Rideau Street Chapel — Couvent Notre-Dame-du-Sacré-Coeur
As we approach our municipal election this is a good time to look to the past and our failings in dealing with heritage which Sandy Hill has much experienced. Maybe the past will help us chart a better future. A prime example is the loss of the Rideau Street Convent, or as it was officially known, the Couvent Notre-Dame-du-Sacré-Coeur. It was operated by the Sisters of Charity who opened a school for girls on the site in 1869, over the years adding to it until the convent occupied the block on Rideau Street between Waller and Cumberland. One gets an idea from this stylized Post Card image of the historic building and gardens that once graced Ottawa’s main street how special it was. In 1972 Glenview Realty, who had purchased the site from the Sisters, announced plans to demolish the building. Mary Roaf, president of Action Sandy Hill, helped lead an unsuccessful fight to save the structure including organizing a public demonstration on April 29, placing a makeshift plaque on the building commemorating the Convent’s national significance. While the building was not saved, an 11th-hour agreement resulted in the dismantling and restoration of the 1888 chapel designed by the architect-priest Canon Georges Bouillon. It is now a room in the National Gallery of Canada.
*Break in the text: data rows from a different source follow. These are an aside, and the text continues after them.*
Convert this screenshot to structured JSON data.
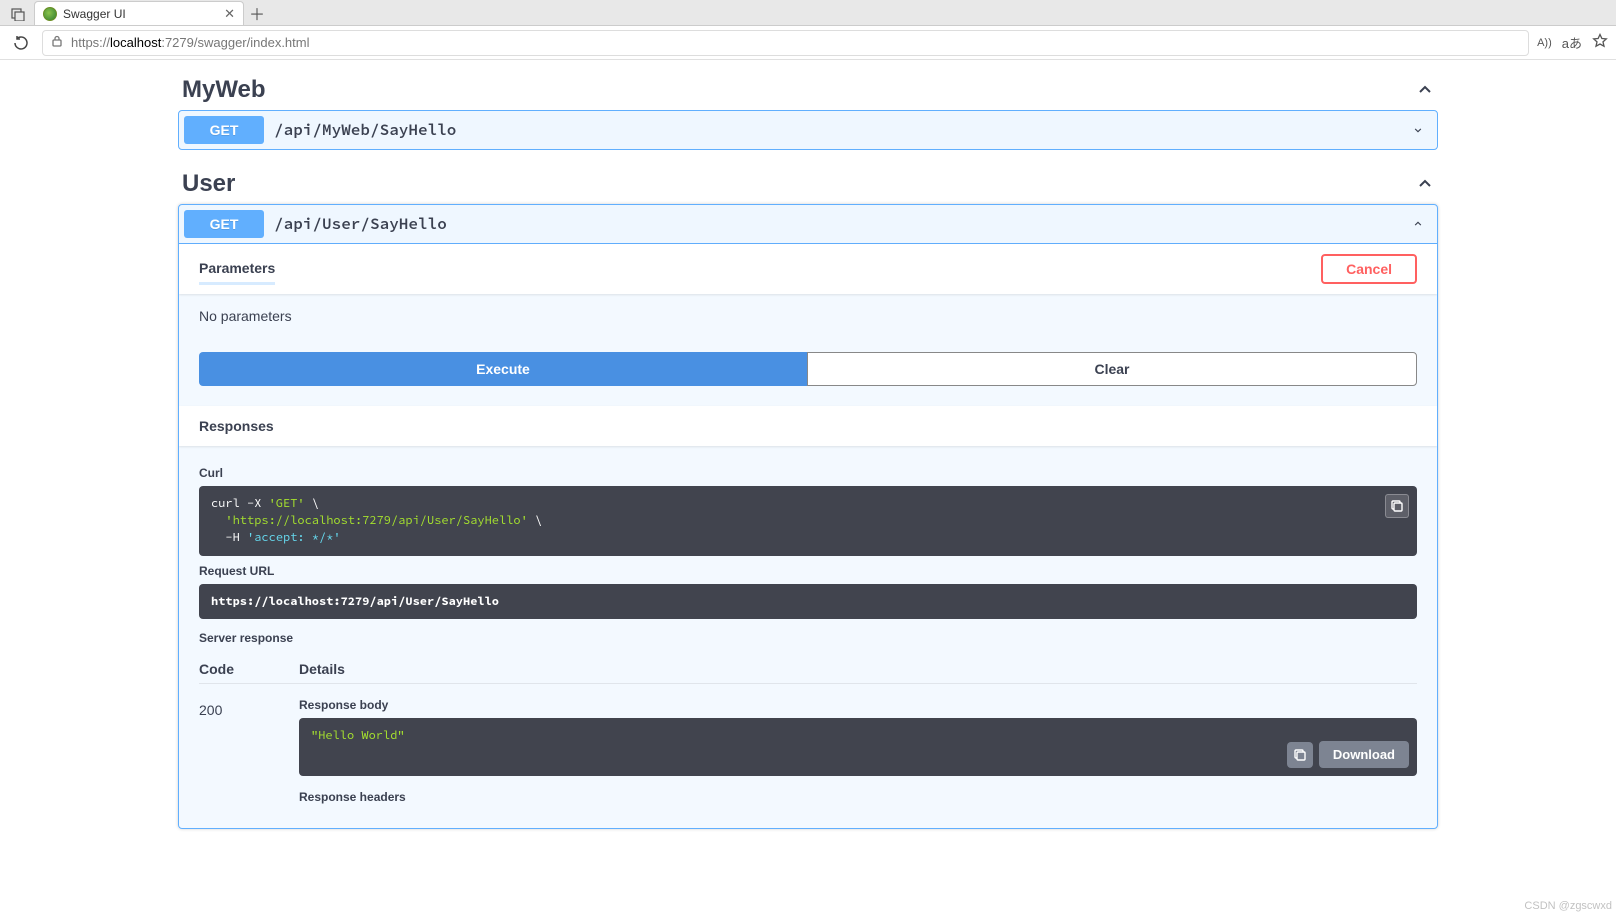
{
  "browser": {
    "tab_title": "Swagger UI",
    "url_prefix": "https://",
    "url_host": "localhost",
    "url_port_path": ":7279/swagger/index.html",
    "translate_label": "aあ",
    "voice_label": "A))"
  },
  "tags": {
    "myweb": {
      "name": "MyWeb",
      "op": {
        "method": "GET",
        "path": "/api/MyWeb/SayHello"
      }
    },
    "user": {
      "name": "User",
      "op": {
        "method": "GET",
        "path": "/api/User/SayHello"
      },
      "parameters_label": "Parameters",
      "cancel_label": "Cancel",
      "no_parameters": "No parameters",
      "execute_label": "Execute",
      "clear_label": "Clear",
      "responses_label": "Responses",
      "curl_label": "Curl",
      "curl_line1_a": "curl -X ",
      "curl_line1_b": "'GET'",
      "curl_line1_c": " \\",
      "curl_line2_a": "  ",
      "curl_line2_b": "'https://localhost:7279/api/User/SayHello'",
      "curl_line2_c": " \\",
      "curl_line3_a": "  -H ",
      "curl_line3_b": "'accept: */*'",
      "request_url_label": "Request URL",
      "request_url": "https://localhost:7279/api/User/SayHello",
      "server_response_label": "Server response",
      "code_header": "Code",
      "details_header": "Details",
      "status_code": "200",
      "response_body_label": "Response body",
      "response_body": "\"Hello World\"",
      "download_label": "Download",
      "response_headers_label": "Response headers"
    }
  },
  "watermark": "CSDN @zgscwxd"
}
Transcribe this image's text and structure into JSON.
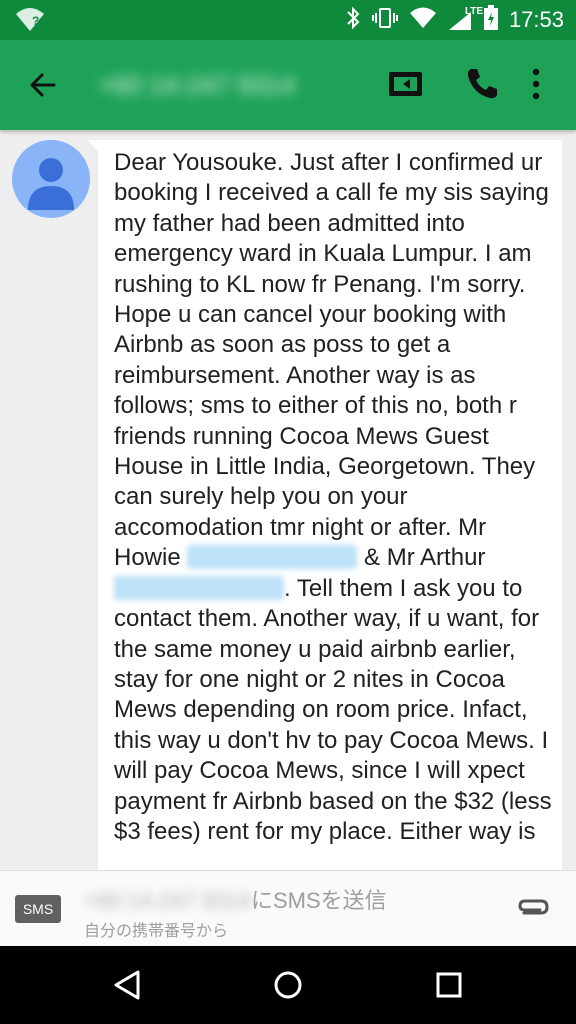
{
  "status_bar": {
    "time": "17:53",
    "network_label": "LTE",
    "wifi_badge": "?"
  },
  "toolbar": {
    "contact": "+60 14-247 9314",
    "icons": [
      "back-arrow-icon",
      "video-call-icon",
      "phone-icon",
      "more-vert-icon"
    ]
  },
  "message": {
    "part1": "Dear Yousouke. Just after I confirmed ur booking I received a call fe my sis saying my father had been admitted into emergency ward in Kuala Lumpur. I am rushing to KL now fr Penang. I'm sorry. Hope u can cancel your booking with Airbnb as soon as poss to get a reimbursement. Another way is as follows;  sms to either of this no, both r friends running Cocoa Mews Guest House in Little India, Georgetown. They can surely help you on your accomodation tmr night or  after. Mr Howie",
    "part2": " & Mr Arthur",
    "part3": ". Tell them I ask you to contact  them. Another way,  if u want, for the same money u paid airbnb earlier,  stay for one night  or 2 nites in Cocoa Mews depending on room price. Infact,  this way u don't hv to pay Cocoa Mews. I will pay Cocoa Mews, since I will xpect  payment fr Airbnb based on the $32 (less $3 fees) rent for my place.  Either way is"
  },
  "compose": {
    "badge": "SMS",
    "number": "+60 14-247 9314",
    "hint_suffix": "にSMSを送信",
    "subhint": "自分の携帯番号から"
  },
  "colors": {
    "status_bar": "#0f8a3c",
    "toolbar": "#1ea257",
    "chat_bg": "#eeeeee",
    "avatar": "#8ab4f8"
  }
}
I have often wondered, as the city has struggled for the past 46 years with the look and feel of Rideau Street, how different it would be today if the heritage buildings had been saved and the street tied to the Byward market. Looking to the future maybe our political leadership should look to the past mistakes and not repeat them. One should always look forward with hope!